The Regional Transit Authority (RTA) of Southeast Michigan unveiled a long-awaited cross-county transit plan yesterday at Lawrence Technological University in Southfield, according to the Detroit Free Press.
Voters in the four-county RTA region, which includes Macomb, Oakland, Washtenaw and Wayne, are expected to vote in November on a 1.2-mill, 20-year property tax millage to fund new bus rapid transit lines, express service to Detroit Metro Airport and commuter rail and improvements to local bus, paratransit and other mobility options. Before the $4.6 billion plan can go to voters, the RTA board needs to formally approve it, most likely at the board’s July 21 meeting.
The plan is an aggressive response to the more than two dozen failed attempts to create a vibrant regional public transportation system in a long underserved area, which invests a fraction of what other regions do.

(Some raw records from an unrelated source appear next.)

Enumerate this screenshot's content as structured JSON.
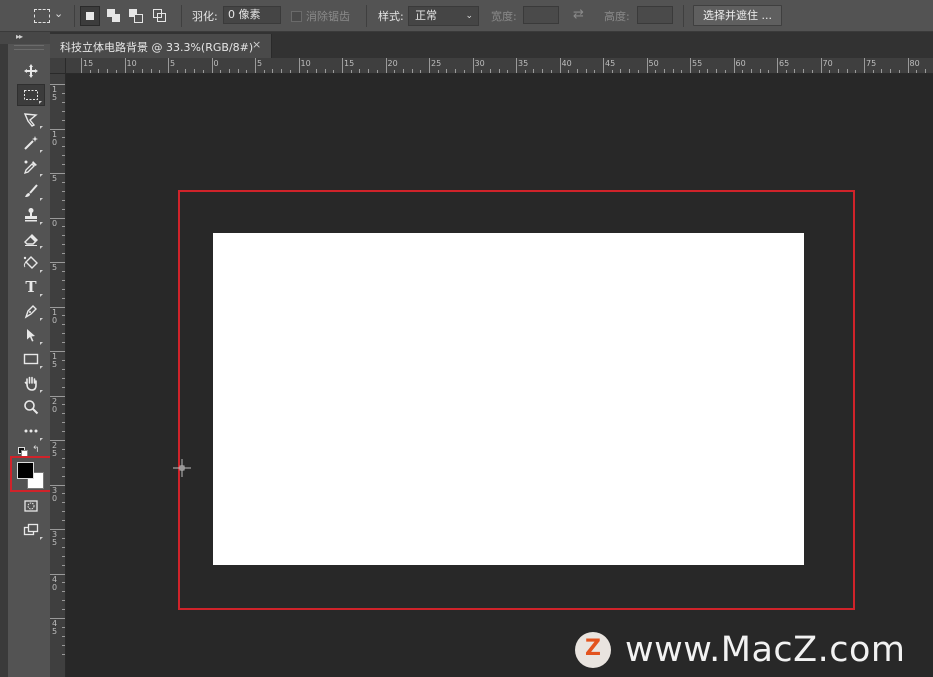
{
  "options_bar": {
    "feather_label": "羽化:",
    "feather_value": "0 像素",
    "antialias_label": "消除锯齿",
    "style_label": "样式:",
    "style_value": "正常",
    "width_label": "宽度:",
    "height_label": "高度:",
    "select_mask_button": "选择并遮住 ..."
  },
  "document": {
    "tab_title": "科技立体电路背景 @ 33.3%(RGB/8#)",
    "close_glyph": "×"
  },
  "ruler_h_labels": [
    "15",
    "10",
    "5",
    "0",
    "5",
    "10",
    "15",
    "20",
    "25",
    "30",
    "35",
    "40",
    "45",
    "50",
    "55",
    "60",
    "65",
    "70",
    "75",
    "80"
  ],
  "ruler_v_labels": [
    "1\n5",
    "1\n0",
    "5",
    "0",
    "5",
    "1\n0",
    "1\n5",
    "2\n0",
    "2\n5",
    "3\n0",
    "3\n5",
    "4\n0",
    "4\n5"
  ],
  "tools": [
    {
      "name": "move-tool",
      "icon": "move-icon"
    },
    {
      "name": "rectangular-marquee-tool",
      "icon": "marquee-icon",
      "active": true
    },
    {
      "name": "lasso-tool",
      "icon": "lasso-icon"
    },
    {
      "name": "magic-wand-tool",
      "icon": "magic-wand-icon"
    },
    {
      "name": "eyedropper-tool",
      "icon": "eyedropper-icon"
    },
    {
      "name": "brush-tool",
      "icon": "brush-icon"
    },
    {
      "name": "clone-stamp-tool",
      "icon": "stamp-icon"
    },
    {
      "name": "eraser-tool",
      "icon": "eraser-icon"
    },
    {
      "name": "paint-bucket-tool",
      "icon": "paint-bucket-icon"
    },
    {
      "name": "type-tool",
      "icon": "type-icon",
      "glyph": "T"
    },
    {
      "name": "pen-tool",
      "icon": "pen-icon"
    },
    {
      "name": "path-selection-tool",
      "icon": "arrow-icon"
    },
    {
      "name": "rectangle-tool",
      "icon": "rectangle-icon"
    },
    {
      "name": "hand-tool",
      "icon": "hand-icon"
    },
    {
      "name": "zoom-tool",
      "icon": "zoom-icon"
    },
    {
      "name": "more-tools",
      "icon": "ellipsis-icon"
    }
  ],
  "colors": {
    "foreground": "#000000",
    "background": "#ffffff",
    "highlight": "#d0232a"
  },
  "watermark": {
    "logo_letter": "Z",
    "text": "www.MacZ.com"
  }
}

The RTA’s master plan is designed to address many of the significant gaps in the Detroit area’s regional transportation network. The plan calls for bus rapid transit along Woodward, Gratiot and Michigan avenues, and a commuter rail between Ann Arbor and the Amtrak station in Detroit’s New Center.
Under the plan, 11 cross-county connector routes along major thoroughfares would build on existing SMART and Detroit Department of Transportation (DDOT) networks, but provide buses in some cases every 15 minutes and eliminate the hassle of transfers between DDOT and SMART.

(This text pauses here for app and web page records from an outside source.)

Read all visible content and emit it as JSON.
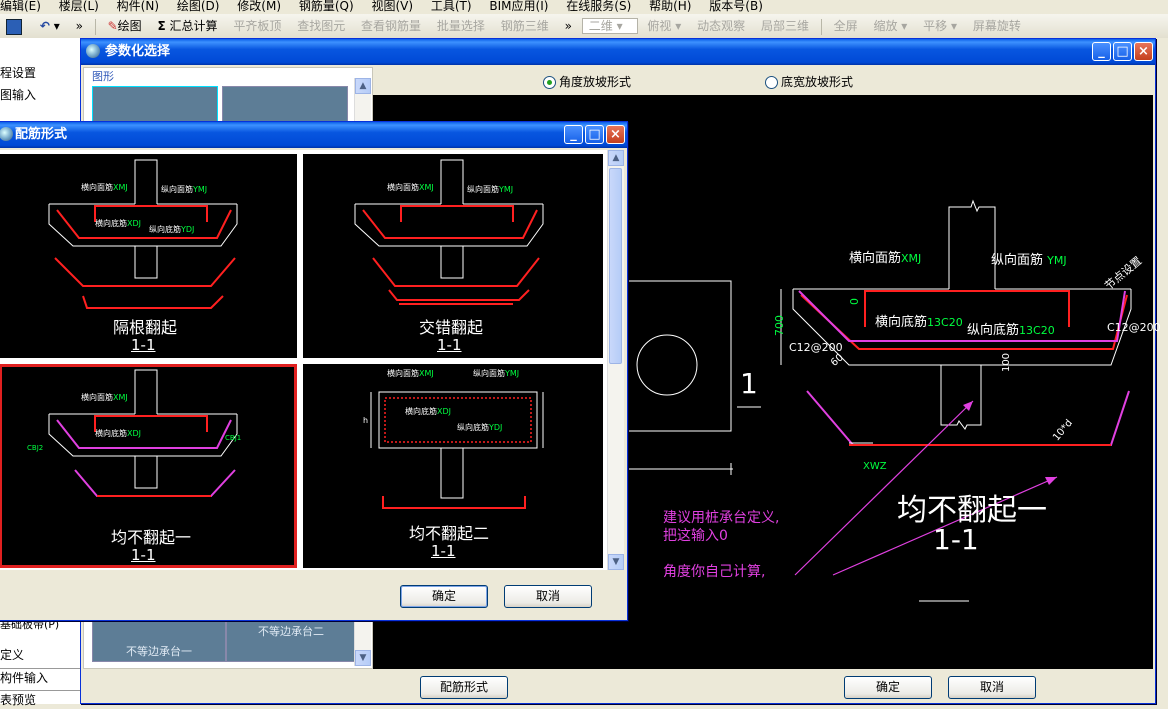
{
  "menu": [
    "编辑(E)",
    "楼层(L)",
    "构件(N)",
    "绘图(D)",
    "修改(M)",
    "钢筋量(Q)",
    "视图(V)",
    "工具(T)",
    "BIM应用(I)",
    "在线服务(S)",
    "帮助(H)",
    "版本号(B)"
  ],
  "toolbar": {
    "draw": "绘图",
    "sum": "汇总计算",
    "items": [
      "平齐板顶",
      "查找图元",
      "查看钢筋量",
      "批量选择",
      "钢筋三维",
      "二维",
      "俯视",
      "动态观察",
      "局部三维",
      "全屏",
      "缩放",
      "平移",
      "屏幕旋转"
    ]
  },
  "left_nav": {
    "items": [
      "程设置",
      "图输入"
    ],
    "bottom": [
      "基础板带(P)",
      "定义",
      "构件输入",
      "表预览"
    ]
  },
  "param_dialog": {
    "title": "参数化选择",
    "group_label": "图形",
    "radio_angle": "角度放坡形式",
    "radio_width": "底宽放坡形式",
    "thumb_labels": [
      "不等边承台一",
      "不等边承台二"
    ],
    "rebar_button": "配筋形式",
    "ok": "确定",
    "cancel": "取消"
  },
  "drawing": {
    "section_label": "1",
    "top_lbl_h": "横向面筋",
    "top_code_h": "XMJ",
    "top_lbl_v": "纵向面筋",
    "top_code_v": "YMJ",
    "bot_lbl_h": "横向底筋",
    "bot_code_h": "13C20",
    "bot_lbl_v": "纵向底筋",
    "bot_code_v": "13C20",
    "side": "节点设置",
    "dim_700": "700",
    "dim_0": "0",
    "rebar_c12_left": "C12@200",
    "rebar_c12_right": "C12@200",
    "angle": "60",
    "dim_100": "100",
    "xwz": "XWZ",
    "anchor": "10*d",
    "title": "均不翻起一",
    "subtitle": "1-1",
    "note1": "建议用桩承台定义,",
    "note2": "把这输入0",
    "note3": "角度你自己计算,"
  },
  "rebar_dialog": {
    "title": "配筋形式",
    "options": [
      {
        "name": "隔根翻起",
        "section": "1-1"
      },
      {
        "name": "交错翻起",
        "section": "1-1"
      },
      {
        "name": "均不翻起一",
        "section": "1-1"
      },
      {
        "name": "均不翻起二",
        "section": "1-1"
      }
    ],
    "mini_lbl_th": "横向面筋",
    "mini_code_th": "XMJ",
    "mini_lbl_tv": "纵向面筋",
    "mini_code_tv": "YMJ",
    "mini_lbl_bh": "横向底筋",
    "mini_code_bh": "XDJ",
    "mini_lbl_bv": "纵向底筋",
    "mini_code_bv": "YDJ",
    "mini_side": "节点设置",
    "mini_xmj": "XMJ",
    "mini_ymj": "YMJ",
    "mini_cbj": "CBJ",
    "mini_cbj1": "CBJ1",
    "mini_cbj2": "CBJ2",
    "mini_xwz": "XWZ",
    "mini_h": "h",
    "ok": "确定",
    "cancel": "取消"
  },
  "colors": {
    "red": "#FF2020",
    "green": "#00FF40",
    "magenta": "#E040E0",
    "white": "#FFFFFF"
  }
}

Four commuter express routes—Ann Arbor-Plymouth-Livonia, Canton Express, I-75 and M-59—would provide weekday express rush hour service to and from job centers.
If passed, the millage would start in 2017. It’s expected to raise about $150 million per year and cost the owner of a home assessed at $78,856—the average in southeast Michigan, according to the RTA—about $95 per year. For homes with an assessed value of $100,000 ($200,000 market value), the cost would be about $120 per year.